Put me down as an agonostic. King Abdullah does not, shall we say, have a whole lot of street cred — not unless the street in question is Pennsylvannia Avenue. True, there is a fine old tradition in the Middle East of the enemy of my enemy being my friend, but these things do have their limits. One of the things I took away from Nir Rosen’s book, In the Belly of the Green Bird was just how entrenched and abiding popular hatred and suspicion of the Israelis is among both Shi’a and Sunni, or at least in Iraq. (I’ve come across the same attitudes, albeit expressed more politely, in Egypt and Jordan as well.) My gut — not my most attractive organ but sometimes my smartest — tells me Hezbollah is earning major brownie points on the Arab street by standing up to the Zionists and, what’s more, sending some ordinance flying back their way.

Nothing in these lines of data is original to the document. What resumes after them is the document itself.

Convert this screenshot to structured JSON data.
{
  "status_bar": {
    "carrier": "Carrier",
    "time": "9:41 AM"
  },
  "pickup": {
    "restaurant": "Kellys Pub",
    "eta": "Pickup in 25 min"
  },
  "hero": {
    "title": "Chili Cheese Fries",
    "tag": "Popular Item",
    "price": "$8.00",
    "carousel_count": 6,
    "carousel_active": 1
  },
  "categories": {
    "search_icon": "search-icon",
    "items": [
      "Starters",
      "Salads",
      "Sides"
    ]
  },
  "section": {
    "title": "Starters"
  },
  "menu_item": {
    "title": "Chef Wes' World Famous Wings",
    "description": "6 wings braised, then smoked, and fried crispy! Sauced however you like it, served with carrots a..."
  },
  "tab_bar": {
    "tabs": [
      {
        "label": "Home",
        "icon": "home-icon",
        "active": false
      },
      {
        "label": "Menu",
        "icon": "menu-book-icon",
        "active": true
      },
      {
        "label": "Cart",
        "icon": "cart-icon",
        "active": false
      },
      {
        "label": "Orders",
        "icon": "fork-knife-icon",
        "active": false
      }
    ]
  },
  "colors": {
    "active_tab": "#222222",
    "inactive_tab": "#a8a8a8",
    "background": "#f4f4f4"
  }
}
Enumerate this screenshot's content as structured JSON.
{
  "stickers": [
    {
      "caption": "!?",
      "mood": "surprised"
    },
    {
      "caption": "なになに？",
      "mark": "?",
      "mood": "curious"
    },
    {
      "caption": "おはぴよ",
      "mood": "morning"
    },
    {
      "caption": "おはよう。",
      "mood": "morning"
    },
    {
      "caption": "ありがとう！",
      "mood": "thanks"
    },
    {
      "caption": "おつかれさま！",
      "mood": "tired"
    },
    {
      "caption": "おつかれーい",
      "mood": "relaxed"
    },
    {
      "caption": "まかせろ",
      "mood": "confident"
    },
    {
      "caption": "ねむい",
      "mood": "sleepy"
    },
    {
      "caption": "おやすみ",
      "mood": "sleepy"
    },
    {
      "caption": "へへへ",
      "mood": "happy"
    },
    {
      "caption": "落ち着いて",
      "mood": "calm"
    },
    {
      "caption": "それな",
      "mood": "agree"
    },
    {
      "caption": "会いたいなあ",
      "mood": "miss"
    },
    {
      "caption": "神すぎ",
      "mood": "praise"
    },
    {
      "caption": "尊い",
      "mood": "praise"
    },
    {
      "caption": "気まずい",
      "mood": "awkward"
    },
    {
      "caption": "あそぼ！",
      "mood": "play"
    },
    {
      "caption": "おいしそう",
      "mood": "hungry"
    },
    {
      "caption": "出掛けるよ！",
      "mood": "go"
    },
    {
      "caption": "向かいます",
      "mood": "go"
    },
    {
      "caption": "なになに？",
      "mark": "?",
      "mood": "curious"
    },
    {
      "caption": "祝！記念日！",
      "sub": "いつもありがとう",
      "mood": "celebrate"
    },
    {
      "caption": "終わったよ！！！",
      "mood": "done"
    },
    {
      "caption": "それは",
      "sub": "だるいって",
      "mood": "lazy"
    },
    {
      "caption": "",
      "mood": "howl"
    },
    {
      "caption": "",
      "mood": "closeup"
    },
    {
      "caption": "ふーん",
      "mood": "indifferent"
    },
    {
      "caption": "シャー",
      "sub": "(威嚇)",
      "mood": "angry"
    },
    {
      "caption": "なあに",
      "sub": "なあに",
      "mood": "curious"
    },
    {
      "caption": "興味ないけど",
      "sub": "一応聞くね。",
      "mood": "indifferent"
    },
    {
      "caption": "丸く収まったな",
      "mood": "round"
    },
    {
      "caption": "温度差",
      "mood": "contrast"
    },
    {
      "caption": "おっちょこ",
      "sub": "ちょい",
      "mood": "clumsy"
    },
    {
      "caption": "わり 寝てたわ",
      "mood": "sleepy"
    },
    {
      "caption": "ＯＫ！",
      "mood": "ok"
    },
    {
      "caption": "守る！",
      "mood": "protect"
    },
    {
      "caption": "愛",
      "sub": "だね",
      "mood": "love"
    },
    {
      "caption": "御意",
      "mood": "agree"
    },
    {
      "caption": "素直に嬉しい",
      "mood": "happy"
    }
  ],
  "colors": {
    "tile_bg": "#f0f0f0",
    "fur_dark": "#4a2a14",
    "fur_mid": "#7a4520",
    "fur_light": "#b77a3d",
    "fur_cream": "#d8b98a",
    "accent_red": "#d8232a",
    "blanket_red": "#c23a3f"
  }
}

Whether that pathology will act as a brake on the willingness or ability of U.S.-backed Sunni regimes to publicly toe the Cheney administration’s line I don’t know. The Christian Science Monitor suspects it might, but I’d say that only Hosni Mubarak’s security advisors really know for sure.
But that still leaves the second of my two possibilities — one that is distinctly less favorable for Team Oceania than a Shi’a-Sunni death match (which is a divide-and-conquer wet dream.) However senior Al Qaeda leaders feel about Hezbollah and the emerging Shi’a crescent, they can’t be too happy about seeing their status in the terrorist celebrity pantheon overshadowed by Hezbollah’s starring role in the Lebanon extravaganza — particularly at a time when Al Qaeda is already under considerable pressure to prove it still has political and operational relevance. But there’s really only way to show the world who the real scourge of the Jews and Crusaders is: By executing a major terrorist attack, either in Israel (hard) America (less hard) or Britain (even less hard — although something bigger than a couple of pipe bombs in the Tube would probably be necessary to make the point.)
The bottom line is that like any fading rock group, Al Qaeda badly needs a hit to avoid being permanently supplanted in the public eye by its Shi’a rival, which is setting the charts ablaze, so to speak. If the original band or its various spin offs have any ambitious projects on the drawing boards, now might be the opportune time to put them into production. Which means it’s at least possible that the silent party won’t remain silent much longer.
Billmon blogs at The Whiskey Bar